Pay attention to heating systems: Nothing better than having energy-efficient homes. Climate-appropriate design principles for insulation, window placement and daylighting will enable good use of passive solar based home heating models. This curtails the risks related to other emissions that you might be using to heat your home.
It is advisable that you use stand-alone, portable heating systems that are properly sealed in order to avoid risks of fuel emissions.
Switch from coal, diesel or fuel oil combustion to natural gas or LPG, geothermal or electric heat-pump technology that cut down on adverse health impact.
Play it cool with air conditioners: Design principles that promote natural cooling must be adopted. For example, clustering buildings can promote shading. A building could also be oriented in a way that the wall facing direct sunlight could be minimised. Double walls or latticework, vegetation should be encouraged.
Not just these using quality building materials, encouraging natural ventilation and vegetation can lower the risk of indoor pollution.
Call to action: Authorities
What are authorities doing to address this concern in some of the most polluted cities in India? Here's a look:
The industrial hub of Uttar Pradesh, Kanpur’s air is worse than Delhi’s with the PM2.5 annual average touching 173 micrograms per cubic metre while Delhi’s was at 143 ug/m3. Given the volume of industries in the city, vehicle emissions, tanneries, coal used and burnt in these industries add to the menace of air pollution. An IIT Kanpur study also revealed that dust and soot together contribute to about 76 per cent of air pollution in Kanpur during winters. Unfortunately, there are no concrete steps that the authorities have taken so far besides identifying the cause and loss borne due to air pollution.
In the past, implementation of BS-VI norms, CNG/LPG for commercial vehicles, banning of 15-year-old private vehicles, particulate control systems in industry, domestic use of natural gas/LPG, converting unpaved roads to paved roads, mechanised sweeping and watering and a strict ban on open burning were some of the measures taken.
In Faridabad, the air quality has been very poor and the Central Pollution Control Board (CPCB) is looking into the matter. As of April 11, the real-time Air Quality Index in Faridabad is ‘moderate’ which is a relief for many but experts have recommended the use of air purifiers, pollutions masks and avoiding any physical exertion and outdoor activities especially by pregnant women, kids and senior citizens.
The National Green Tribunal (NGT) has ordered quick removal of encroachments from green belts caused by industrialists and commercial unit owners which had resulted in pollution and the Municipal Corporation of Faridabad and HSVP has been mandated to enforce the decision.

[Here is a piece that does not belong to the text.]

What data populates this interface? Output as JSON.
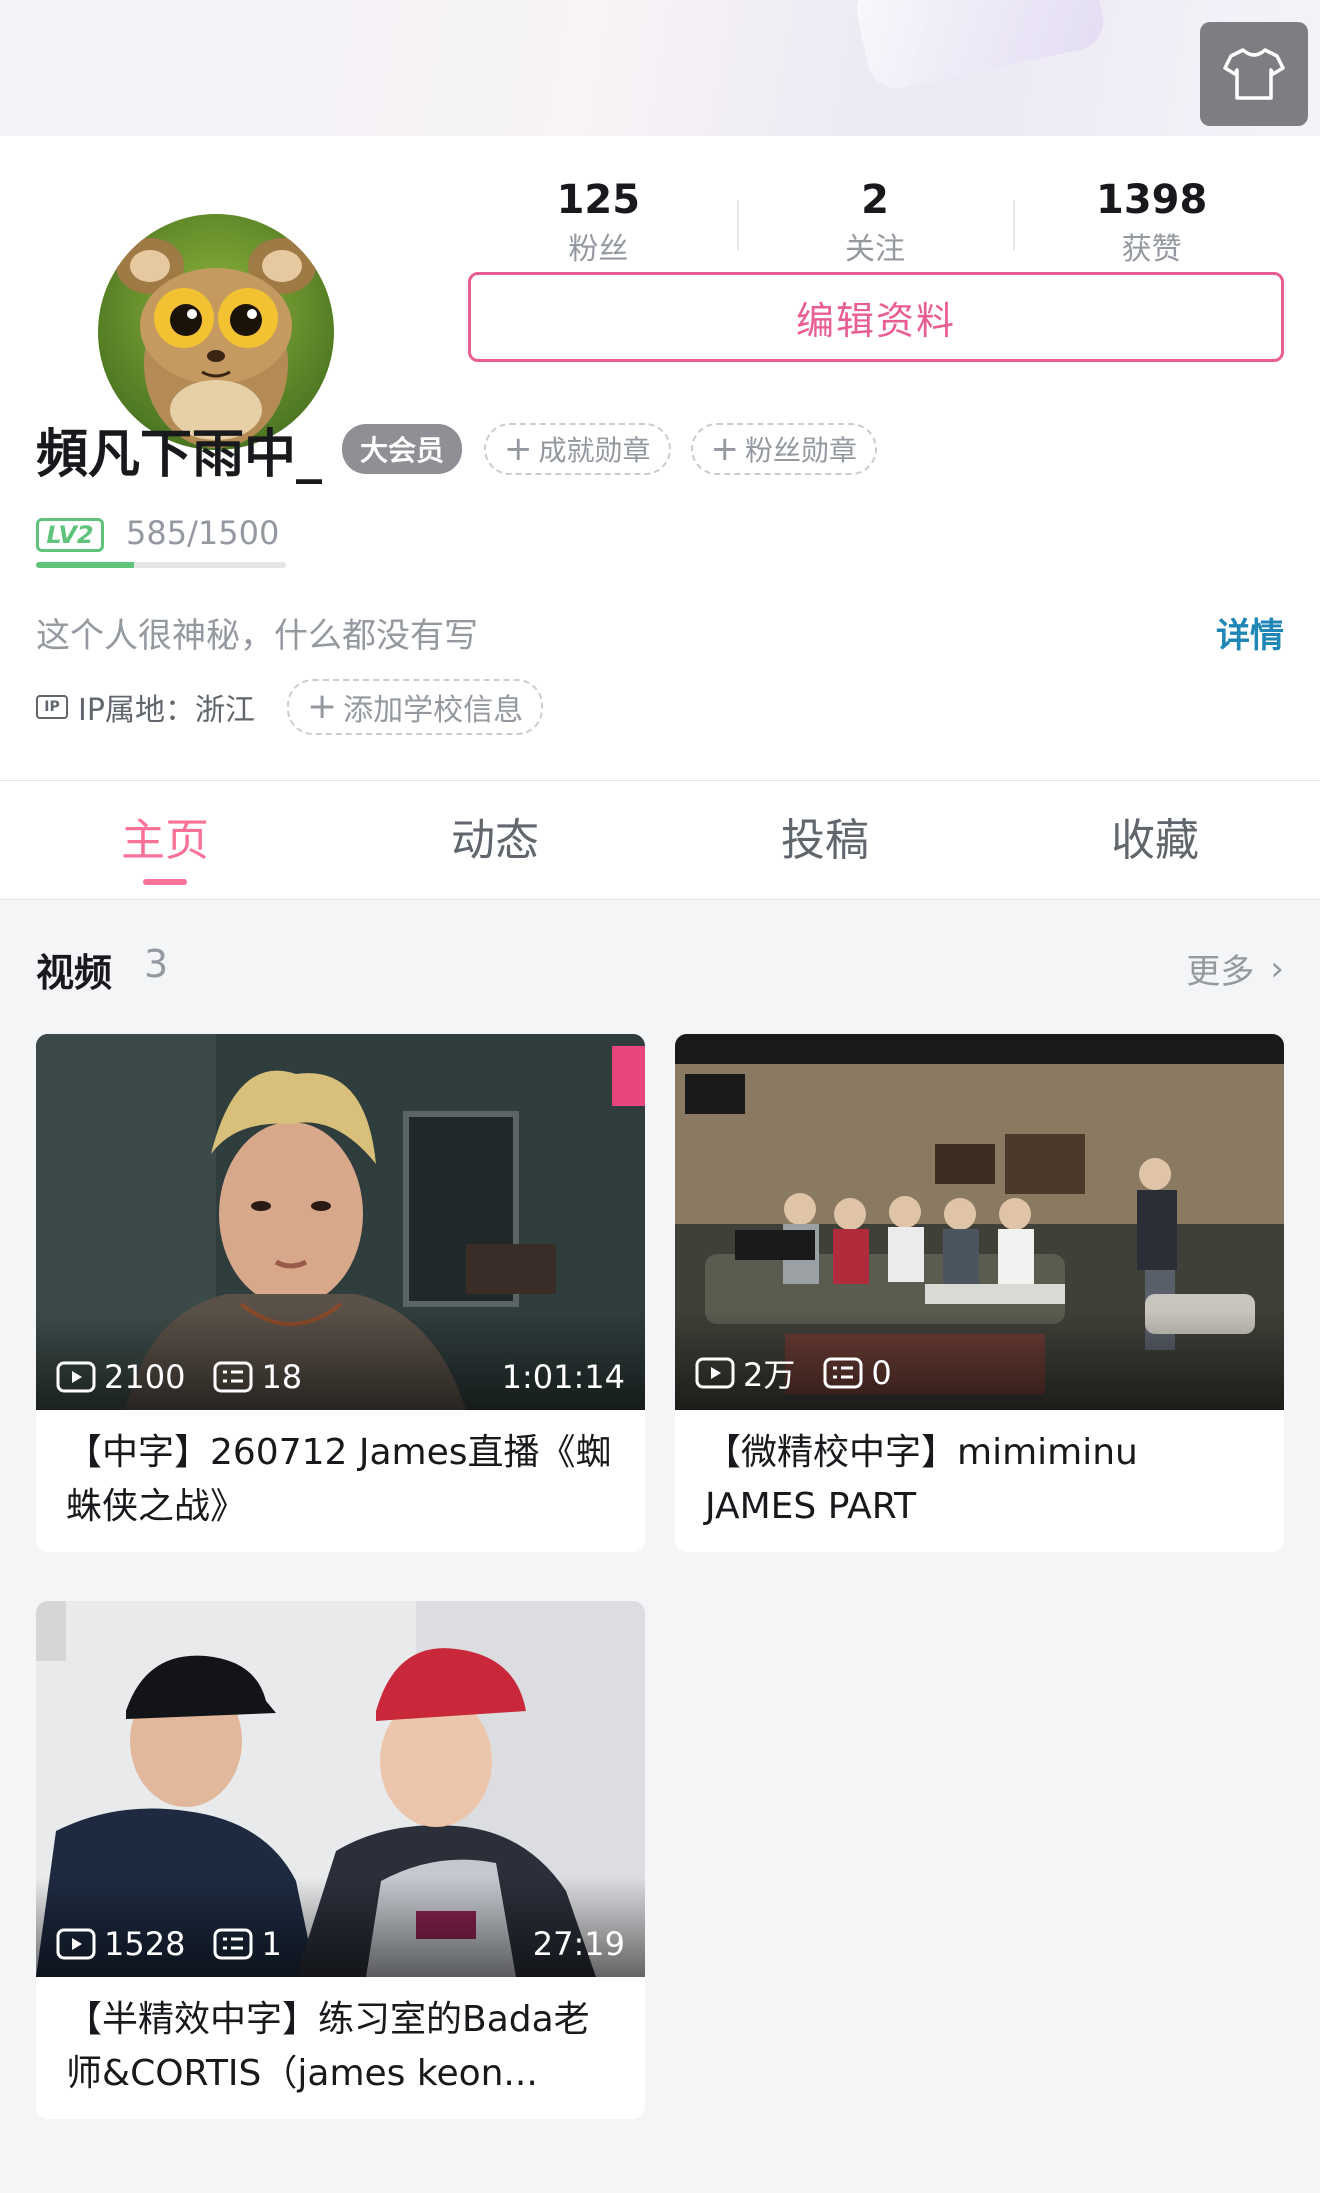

Recently, the CPCB had also asked the municipal corporations of Gurgaon and Faridabad to submit a report on steps taken in the past one year to control air pollution in the two cities as per the NGT's 17-point action plan. Instructions included prevention of vehicle parking in non-designated areas, introduction of flexi/staggered work timings to minimise movement of vehicles during peak hours, decongestion of pathways, creation of green buffers along the traffic corridors, vacuum sweeping of road, installation of water fountains at major traffic intersections, taking stringent action against waste burning in the open, ensuring proper collection of waste, and controlling dust pollution at construction sites.
A growing number of patients complaining about respiratory problems is indication enough that Varanasi is choking. Traffic and vehicular pollution, construction are among top causes followed by the bad condition of roads.
Not just these cities, every Indian city is taking some steps to counter the pollution menace. However, given the volume of damage done, the result would be time taking. Numbeo estimates air pollution in Varanasi as ‘very high’ while the report by Climate Trends claims that the authorities have been concentrating on the beautification of the city, neglecting the problem of poor air quality throughout the year.